YOUR INSTRUCTIONS: Work out how many lines of the data hold the string "true", and reply with that number alone.

═════ THE DATA ═════

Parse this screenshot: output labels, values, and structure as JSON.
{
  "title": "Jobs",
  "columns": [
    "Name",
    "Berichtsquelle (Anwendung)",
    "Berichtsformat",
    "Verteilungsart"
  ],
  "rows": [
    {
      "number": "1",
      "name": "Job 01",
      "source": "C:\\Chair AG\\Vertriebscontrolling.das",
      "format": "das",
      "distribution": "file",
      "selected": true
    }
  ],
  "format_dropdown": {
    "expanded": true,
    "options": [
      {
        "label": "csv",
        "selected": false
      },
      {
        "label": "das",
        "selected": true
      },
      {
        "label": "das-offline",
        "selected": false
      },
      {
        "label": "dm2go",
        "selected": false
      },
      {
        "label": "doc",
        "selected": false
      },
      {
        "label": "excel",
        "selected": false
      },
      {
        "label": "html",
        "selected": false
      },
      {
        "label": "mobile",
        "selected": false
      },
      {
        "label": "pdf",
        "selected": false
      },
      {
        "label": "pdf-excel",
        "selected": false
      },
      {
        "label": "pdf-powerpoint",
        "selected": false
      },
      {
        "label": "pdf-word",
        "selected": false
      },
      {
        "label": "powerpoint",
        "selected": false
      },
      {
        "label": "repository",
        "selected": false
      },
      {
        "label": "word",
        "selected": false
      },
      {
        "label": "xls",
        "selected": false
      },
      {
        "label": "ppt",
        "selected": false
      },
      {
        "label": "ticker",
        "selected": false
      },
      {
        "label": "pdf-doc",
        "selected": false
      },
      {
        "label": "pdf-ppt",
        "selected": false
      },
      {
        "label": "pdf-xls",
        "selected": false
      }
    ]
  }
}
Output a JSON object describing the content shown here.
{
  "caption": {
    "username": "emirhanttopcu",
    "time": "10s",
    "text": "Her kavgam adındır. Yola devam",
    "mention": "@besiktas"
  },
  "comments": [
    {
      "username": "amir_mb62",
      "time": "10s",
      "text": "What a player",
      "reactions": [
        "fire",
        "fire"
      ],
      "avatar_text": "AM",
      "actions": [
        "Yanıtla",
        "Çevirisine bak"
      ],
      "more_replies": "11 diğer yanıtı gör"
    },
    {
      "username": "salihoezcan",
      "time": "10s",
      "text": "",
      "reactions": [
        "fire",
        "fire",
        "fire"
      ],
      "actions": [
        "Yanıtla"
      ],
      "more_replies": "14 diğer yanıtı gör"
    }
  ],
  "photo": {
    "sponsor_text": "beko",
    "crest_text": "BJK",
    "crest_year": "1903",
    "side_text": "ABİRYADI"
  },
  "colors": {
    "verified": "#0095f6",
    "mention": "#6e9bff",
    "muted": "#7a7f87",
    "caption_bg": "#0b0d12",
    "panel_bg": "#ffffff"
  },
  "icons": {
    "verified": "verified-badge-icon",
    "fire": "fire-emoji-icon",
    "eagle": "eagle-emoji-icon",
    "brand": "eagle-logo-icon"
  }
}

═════

TASK RESPONSE: 3